Courage To Change
We asked a few local sober folks about the moment they decided they were done drinking and/or using drugs, and what they’re life is like now after making that decision.
BY PAULO MURILLO
“The last time I got loaded, I was severely beaten up by the police and I was just done. I couldn’t breathe; I had three broken ribs; my face was fucked up, and I had only been out of prison for a couple of days and ended up going back in. When I was in prison, I started reaching out to people who were trying to change their life, so for the three years I was incarcerated, I started doing 12-step work. My life is completely different today… It is so much better and I have so much peace and serenity that I can’t even define with words.”
—Tony Matthews, sober since September, 2012.
“I didn’t realize I had the disease of addiction. I had been [using] all day, every day for years, but I wanted something different, because I was in so much pain. My mom gave me two options: I could go to rehab, or I could die in the streets, so I went to rehab. I relapsed a few times, but the minute I realized I had this disease, I was terrified and I got very willing. [In sobriety] I didn’t know I could have this much peace and this much joy and authentic love and feeling connected to humanity and actually like myself. I have been given literally a life beyond my wildest dreams.”
—Carrie Hope Rogers, sober since November 2003.

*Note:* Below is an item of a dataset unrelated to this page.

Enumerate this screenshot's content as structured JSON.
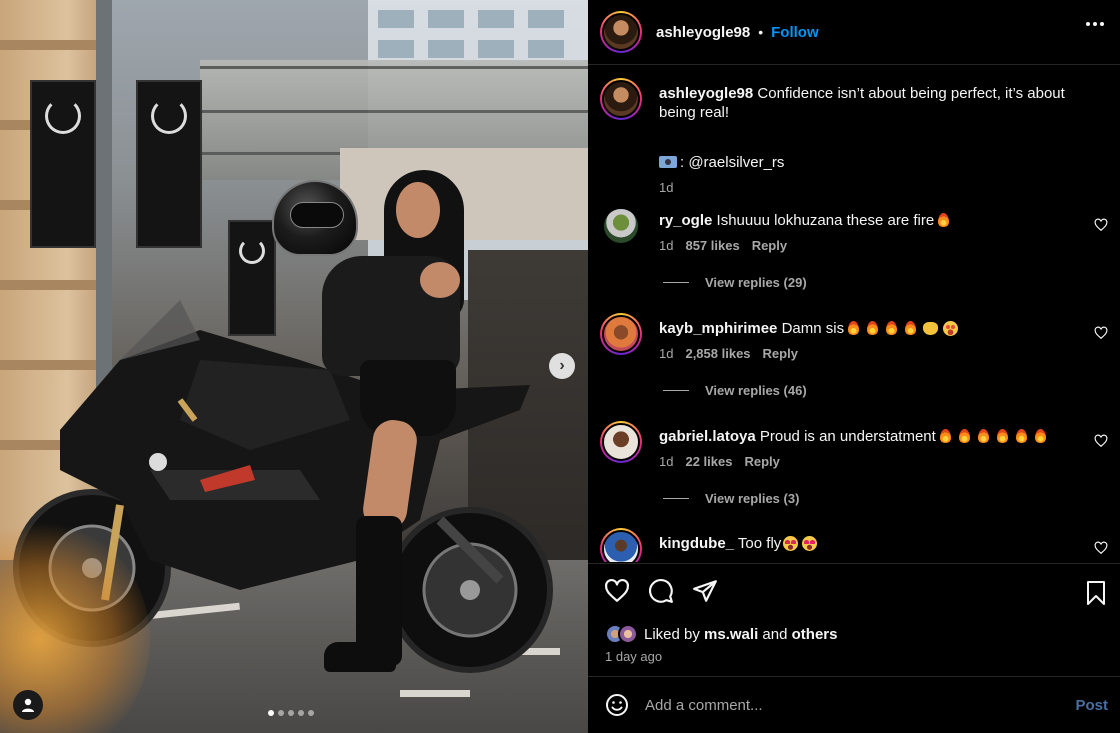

“I decided to make a change when I realized about the illusion or delusion of what I thought the drugs and alcohol were going to do. That illusion would never come true, so the idea of going after it—that is the insanity. My life has greatly improved sober, but what I hold most dear to my heart is my spiritual experience and my daily ability to connect to this divinity… Through that spiritual connection I find my strength.”

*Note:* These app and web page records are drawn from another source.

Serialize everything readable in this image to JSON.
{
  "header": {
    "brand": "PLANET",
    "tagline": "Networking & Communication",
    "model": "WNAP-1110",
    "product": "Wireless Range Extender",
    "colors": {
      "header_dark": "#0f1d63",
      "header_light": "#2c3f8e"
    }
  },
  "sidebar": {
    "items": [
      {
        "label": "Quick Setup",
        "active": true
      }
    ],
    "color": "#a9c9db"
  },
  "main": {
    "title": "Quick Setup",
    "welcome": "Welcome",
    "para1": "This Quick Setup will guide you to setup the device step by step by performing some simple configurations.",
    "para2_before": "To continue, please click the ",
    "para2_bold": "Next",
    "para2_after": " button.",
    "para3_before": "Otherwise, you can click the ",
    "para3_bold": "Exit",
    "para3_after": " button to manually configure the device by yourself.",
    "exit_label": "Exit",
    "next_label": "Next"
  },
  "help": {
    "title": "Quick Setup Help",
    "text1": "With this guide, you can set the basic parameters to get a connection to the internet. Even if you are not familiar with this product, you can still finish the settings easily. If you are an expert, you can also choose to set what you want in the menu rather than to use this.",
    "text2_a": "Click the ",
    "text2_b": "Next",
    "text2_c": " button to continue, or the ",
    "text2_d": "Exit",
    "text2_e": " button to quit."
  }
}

—Nikas Jacksie, sober since December, 2014.
“I was in prison and I was still using. I got in trouble and they threw me in the hole. On the third day in the hole, I actually heard a voice asking me if I was ready to die. I remember saying, no, I don’t want to die, and that voice told me to change everything. In my life I’ve had a lot of what we call God shots and I never paid attention, but I heard this one. I decided I can’t use anymore… When I got out of prison, I ran into a friend who was four years sober and he took me to a 12-step meeting and that’s how I was able to maintain my sobriety. My life today is extraordinary.”
—Marc Rabins, sober since January, 1995.

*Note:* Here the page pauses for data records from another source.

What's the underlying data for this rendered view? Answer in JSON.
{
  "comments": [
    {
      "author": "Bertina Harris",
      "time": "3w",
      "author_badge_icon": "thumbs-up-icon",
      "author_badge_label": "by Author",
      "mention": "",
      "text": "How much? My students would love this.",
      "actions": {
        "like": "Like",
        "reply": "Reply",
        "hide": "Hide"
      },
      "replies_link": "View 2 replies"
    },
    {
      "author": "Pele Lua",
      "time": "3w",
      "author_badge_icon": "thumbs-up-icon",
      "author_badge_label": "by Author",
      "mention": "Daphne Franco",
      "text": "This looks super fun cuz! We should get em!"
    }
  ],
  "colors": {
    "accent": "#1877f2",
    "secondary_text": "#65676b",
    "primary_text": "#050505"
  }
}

“Time and time again, it just got worse and worse. I recently went out and once again, I thought I could try a different formula and that formula is always something I think I can control and make work and it—like other formulas I’ve tried in the past—did not work. It was ridiculous. I had to stop. My life absolutely improved in sobriety. In my drinking and using, the things that are supposed be important, become unimportant. Now I actually have motivation to do things and make changes.”
—Aaron Ross, sober since February, 2015.